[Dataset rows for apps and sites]
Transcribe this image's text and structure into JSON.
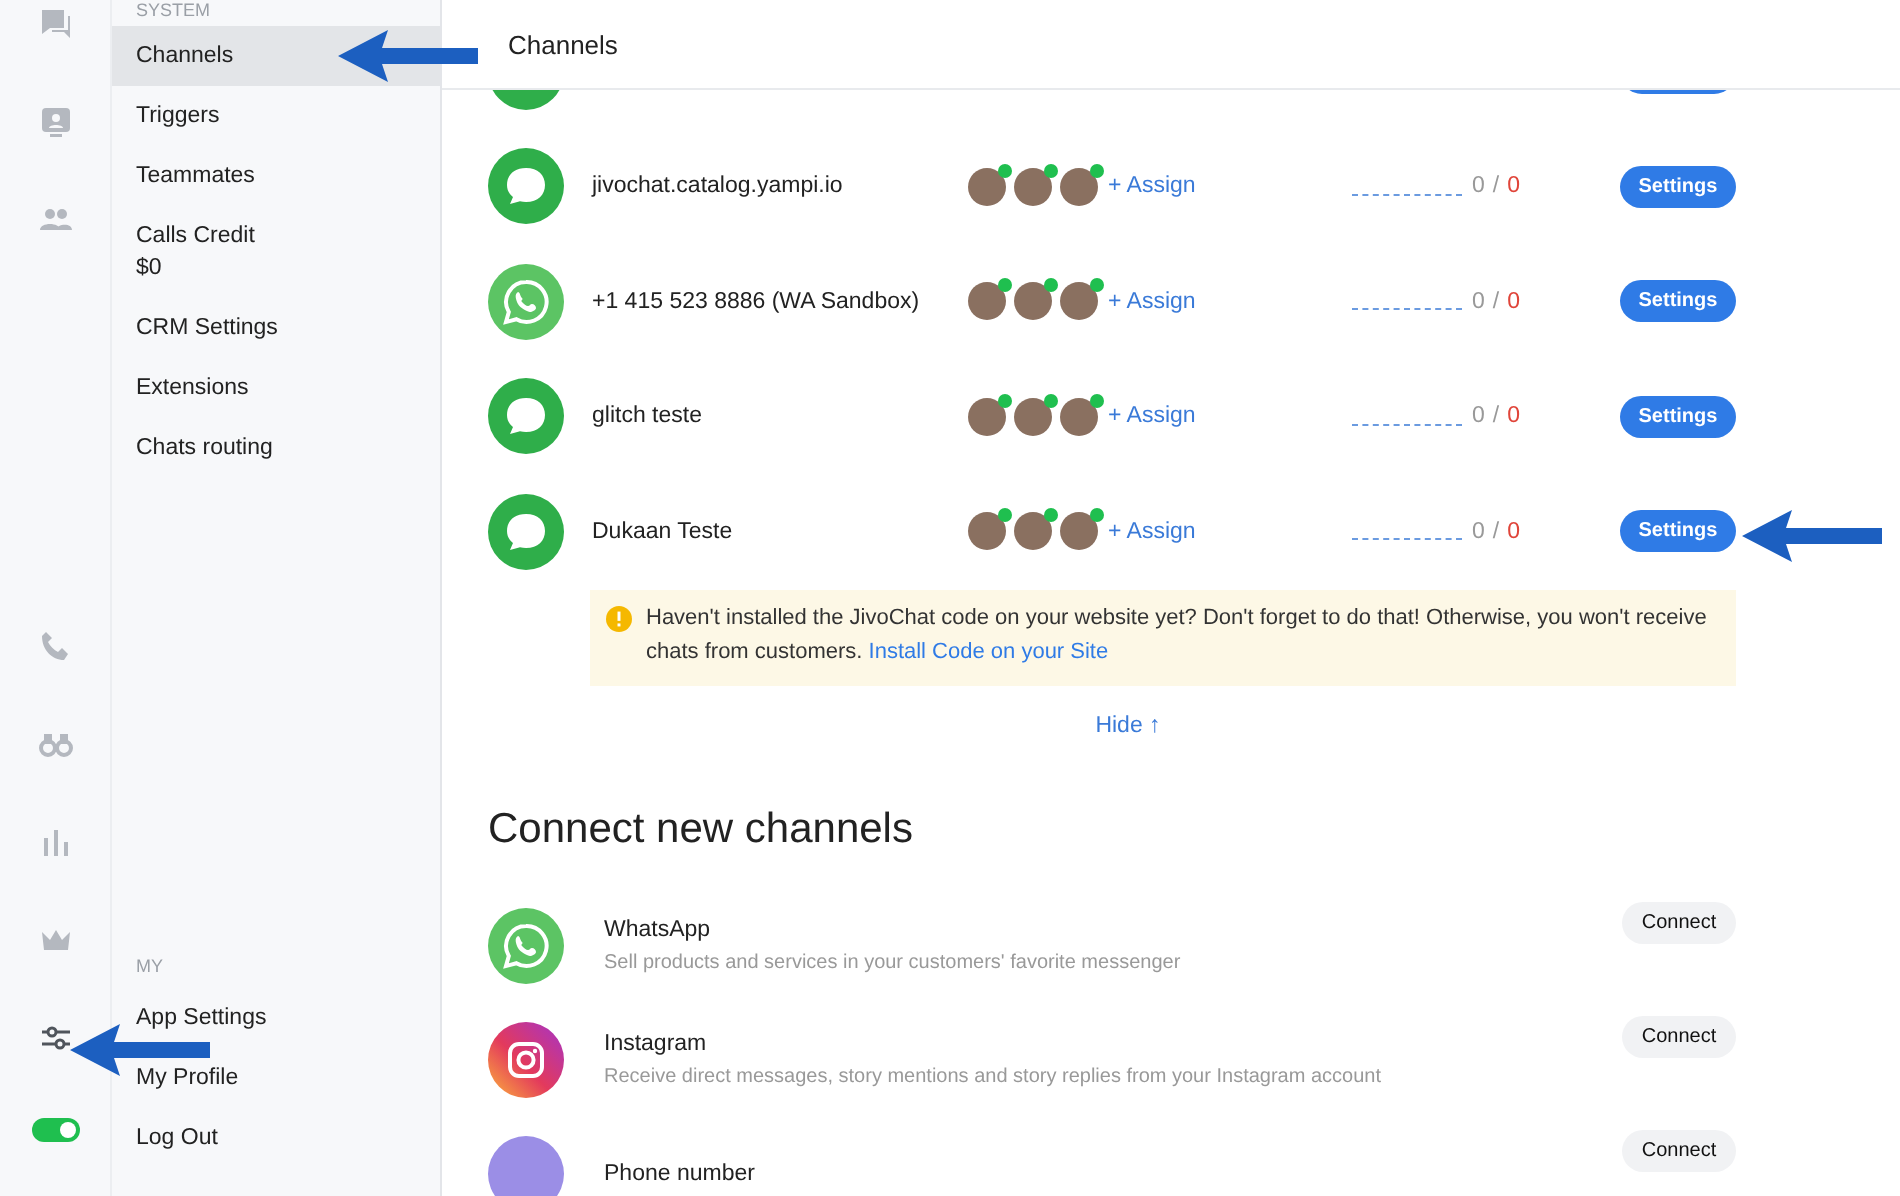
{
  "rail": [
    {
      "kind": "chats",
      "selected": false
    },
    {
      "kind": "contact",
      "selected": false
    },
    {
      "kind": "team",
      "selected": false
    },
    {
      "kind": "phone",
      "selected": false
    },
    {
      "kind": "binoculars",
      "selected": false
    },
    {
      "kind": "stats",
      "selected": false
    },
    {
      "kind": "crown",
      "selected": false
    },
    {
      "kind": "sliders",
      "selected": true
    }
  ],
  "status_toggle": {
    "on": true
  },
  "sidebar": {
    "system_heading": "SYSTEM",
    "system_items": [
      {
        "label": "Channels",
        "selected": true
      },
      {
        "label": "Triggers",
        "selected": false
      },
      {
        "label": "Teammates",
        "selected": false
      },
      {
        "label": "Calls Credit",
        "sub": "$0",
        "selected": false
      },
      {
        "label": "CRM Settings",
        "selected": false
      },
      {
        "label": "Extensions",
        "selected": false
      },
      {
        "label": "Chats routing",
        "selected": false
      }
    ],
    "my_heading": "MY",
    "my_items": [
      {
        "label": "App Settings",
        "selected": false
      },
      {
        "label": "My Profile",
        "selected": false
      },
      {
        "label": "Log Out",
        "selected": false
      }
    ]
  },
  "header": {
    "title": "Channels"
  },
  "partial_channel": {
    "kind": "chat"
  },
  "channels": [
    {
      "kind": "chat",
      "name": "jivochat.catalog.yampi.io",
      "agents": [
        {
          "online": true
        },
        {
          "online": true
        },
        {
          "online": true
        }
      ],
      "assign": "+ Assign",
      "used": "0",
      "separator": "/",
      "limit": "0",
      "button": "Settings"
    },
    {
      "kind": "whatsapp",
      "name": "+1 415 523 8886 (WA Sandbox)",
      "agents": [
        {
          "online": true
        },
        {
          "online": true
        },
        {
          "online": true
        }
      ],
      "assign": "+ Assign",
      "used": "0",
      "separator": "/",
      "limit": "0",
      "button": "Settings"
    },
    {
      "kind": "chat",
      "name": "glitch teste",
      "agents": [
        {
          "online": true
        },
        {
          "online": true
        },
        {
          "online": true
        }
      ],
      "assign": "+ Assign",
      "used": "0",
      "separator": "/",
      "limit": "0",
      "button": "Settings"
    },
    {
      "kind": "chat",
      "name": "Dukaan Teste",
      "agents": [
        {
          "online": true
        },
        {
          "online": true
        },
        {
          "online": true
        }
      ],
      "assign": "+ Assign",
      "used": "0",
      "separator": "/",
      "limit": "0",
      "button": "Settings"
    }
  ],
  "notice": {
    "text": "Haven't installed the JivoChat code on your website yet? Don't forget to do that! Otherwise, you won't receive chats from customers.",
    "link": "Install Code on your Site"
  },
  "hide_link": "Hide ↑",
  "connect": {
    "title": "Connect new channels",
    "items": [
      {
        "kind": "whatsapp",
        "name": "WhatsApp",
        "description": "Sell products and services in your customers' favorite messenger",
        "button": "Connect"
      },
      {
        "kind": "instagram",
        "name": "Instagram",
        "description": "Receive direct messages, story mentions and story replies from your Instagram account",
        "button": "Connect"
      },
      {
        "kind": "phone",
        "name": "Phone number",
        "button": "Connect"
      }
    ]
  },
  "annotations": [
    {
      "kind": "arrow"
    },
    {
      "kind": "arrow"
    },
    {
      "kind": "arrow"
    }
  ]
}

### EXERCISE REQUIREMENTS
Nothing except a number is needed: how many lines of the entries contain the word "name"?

### WRITTEN ANSWER
7